Using the listing below, copy every line that mentions "JSON".
§
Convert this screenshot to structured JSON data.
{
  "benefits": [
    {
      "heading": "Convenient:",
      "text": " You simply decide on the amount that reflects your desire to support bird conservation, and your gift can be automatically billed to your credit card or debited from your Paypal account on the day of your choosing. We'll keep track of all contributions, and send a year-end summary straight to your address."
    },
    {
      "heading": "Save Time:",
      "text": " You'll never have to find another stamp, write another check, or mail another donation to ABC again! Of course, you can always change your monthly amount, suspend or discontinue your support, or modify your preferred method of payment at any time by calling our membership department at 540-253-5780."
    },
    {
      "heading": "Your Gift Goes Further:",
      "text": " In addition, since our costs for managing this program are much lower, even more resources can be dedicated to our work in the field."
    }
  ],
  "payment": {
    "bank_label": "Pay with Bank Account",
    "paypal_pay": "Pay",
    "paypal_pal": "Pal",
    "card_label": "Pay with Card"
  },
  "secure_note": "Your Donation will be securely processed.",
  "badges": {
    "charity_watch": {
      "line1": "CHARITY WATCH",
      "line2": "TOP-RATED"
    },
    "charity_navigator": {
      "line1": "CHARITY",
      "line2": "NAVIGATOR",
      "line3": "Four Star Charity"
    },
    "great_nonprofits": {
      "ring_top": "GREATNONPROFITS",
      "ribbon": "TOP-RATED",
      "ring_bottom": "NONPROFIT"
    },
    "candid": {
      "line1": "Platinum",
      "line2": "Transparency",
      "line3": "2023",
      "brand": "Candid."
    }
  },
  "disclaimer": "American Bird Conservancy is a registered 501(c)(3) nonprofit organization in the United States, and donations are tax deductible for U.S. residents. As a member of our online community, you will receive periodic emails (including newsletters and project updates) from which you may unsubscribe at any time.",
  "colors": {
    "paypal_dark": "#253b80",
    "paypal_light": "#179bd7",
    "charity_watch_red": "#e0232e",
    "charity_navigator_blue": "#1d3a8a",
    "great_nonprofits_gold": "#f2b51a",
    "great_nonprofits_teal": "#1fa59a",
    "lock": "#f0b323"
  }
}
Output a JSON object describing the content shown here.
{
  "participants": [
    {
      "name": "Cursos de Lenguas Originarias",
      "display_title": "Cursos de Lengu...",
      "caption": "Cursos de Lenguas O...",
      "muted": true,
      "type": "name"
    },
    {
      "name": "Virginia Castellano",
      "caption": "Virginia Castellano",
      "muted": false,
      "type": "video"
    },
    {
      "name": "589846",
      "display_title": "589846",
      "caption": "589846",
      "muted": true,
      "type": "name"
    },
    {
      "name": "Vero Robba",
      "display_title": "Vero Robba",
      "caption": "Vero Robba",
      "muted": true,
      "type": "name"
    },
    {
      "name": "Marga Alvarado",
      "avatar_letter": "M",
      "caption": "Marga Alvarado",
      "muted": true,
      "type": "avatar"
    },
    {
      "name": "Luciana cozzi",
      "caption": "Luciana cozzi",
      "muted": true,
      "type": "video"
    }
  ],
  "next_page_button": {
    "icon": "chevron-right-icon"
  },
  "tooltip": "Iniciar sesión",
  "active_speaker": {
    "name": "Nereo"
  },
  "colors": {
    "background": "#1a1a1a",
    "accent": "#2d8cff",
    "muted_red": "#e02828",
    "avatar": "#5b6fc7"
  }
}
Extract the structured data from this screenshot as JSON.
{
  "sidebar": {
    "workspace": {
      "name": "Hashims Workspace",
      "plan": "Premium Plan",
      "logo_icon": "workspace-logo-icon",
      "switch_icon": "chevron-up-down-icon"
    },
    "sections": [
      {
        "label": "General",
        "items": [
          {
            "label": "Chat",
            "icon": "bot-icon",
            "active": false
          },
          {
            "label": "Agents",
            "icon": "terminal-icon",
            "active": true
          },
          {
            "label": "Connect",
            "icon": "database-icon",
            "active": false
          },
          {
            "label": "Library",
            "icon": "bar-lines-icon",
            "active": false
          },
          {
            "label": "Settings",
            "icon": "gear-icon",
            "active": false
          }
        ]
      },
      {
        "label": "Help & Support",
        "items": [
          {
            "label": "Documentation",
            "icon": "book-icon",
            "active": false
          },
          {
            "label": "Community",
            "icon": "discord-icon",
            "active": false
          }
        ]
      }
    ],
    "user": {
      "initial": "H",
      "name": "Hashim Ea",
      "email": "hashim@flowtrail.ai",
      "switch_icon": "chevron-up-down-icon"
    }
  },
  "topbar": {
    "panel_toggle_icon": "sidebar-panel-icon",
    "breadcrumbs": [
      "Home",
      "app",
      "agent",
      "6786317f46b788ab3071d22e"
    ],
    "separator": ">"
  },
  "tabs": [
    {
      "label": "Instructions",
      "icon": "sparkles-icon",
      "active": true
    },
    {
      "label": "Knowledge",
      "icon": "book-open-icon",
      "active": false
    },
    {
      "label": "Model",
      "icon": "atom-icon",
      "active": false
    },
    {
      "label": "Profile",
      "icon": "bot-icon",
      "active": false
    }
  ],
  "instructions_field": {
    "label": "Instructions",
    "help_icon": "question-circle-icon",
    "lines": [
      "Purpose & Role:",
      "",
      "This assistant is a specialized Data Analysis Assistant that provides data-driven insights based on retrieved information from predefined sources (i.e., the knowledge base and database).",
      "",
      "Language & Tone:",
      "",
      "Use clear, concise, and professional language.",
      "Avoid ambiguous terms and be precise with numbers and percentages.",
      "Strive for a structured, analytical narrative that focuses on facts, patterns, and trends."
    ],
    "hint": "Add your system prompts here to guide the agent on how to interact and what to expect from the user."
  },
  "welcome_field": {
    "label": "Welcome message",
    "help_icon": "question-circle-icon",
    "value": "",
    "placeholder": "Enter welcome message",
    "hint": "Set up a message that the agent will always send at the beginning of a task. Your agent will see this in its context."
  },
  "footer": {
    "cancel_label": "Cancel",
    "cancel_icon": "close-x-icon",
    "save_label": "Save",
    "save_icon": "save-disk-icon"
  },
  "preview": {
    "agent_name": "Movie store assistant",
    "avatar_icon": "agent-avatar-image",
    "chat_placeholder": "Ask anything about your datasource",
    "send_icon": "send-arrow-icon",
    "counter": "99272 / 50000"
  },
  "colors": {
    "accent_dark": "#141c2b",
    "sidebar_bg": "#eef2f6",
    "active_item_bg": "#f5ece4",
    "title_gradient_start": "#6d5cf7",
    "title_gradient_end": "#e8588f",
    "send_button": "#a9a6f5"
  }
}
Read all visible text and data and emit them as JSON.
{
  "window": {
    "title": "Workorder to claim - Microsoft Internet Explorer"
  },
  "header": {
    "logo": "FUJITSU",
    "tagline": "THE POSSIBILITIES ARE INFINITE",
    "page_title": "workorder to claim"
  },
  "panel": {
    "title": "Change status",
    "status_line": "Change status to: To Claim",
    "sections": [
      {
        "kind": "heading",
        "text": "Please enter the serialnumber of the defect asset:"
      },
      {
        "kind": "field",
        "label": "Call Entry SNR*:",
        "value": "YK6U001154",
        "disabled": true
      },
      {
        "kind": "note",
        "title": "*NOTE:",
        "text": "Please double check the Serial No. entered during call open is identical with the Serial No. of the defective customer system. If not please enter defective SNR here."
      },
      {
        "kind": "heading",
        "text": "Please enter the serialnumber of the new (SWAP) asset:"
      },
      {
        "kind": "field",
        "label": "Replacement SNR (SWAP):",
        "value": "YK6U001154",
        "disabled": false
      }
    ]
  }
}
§
Solution for this task:
Convert this screenshot to structured JSON data.
Output a JSON object describing the content shown here.
Extract the structured data from this screenshot as JSON.
Read all visible text and data and emit them as JSON.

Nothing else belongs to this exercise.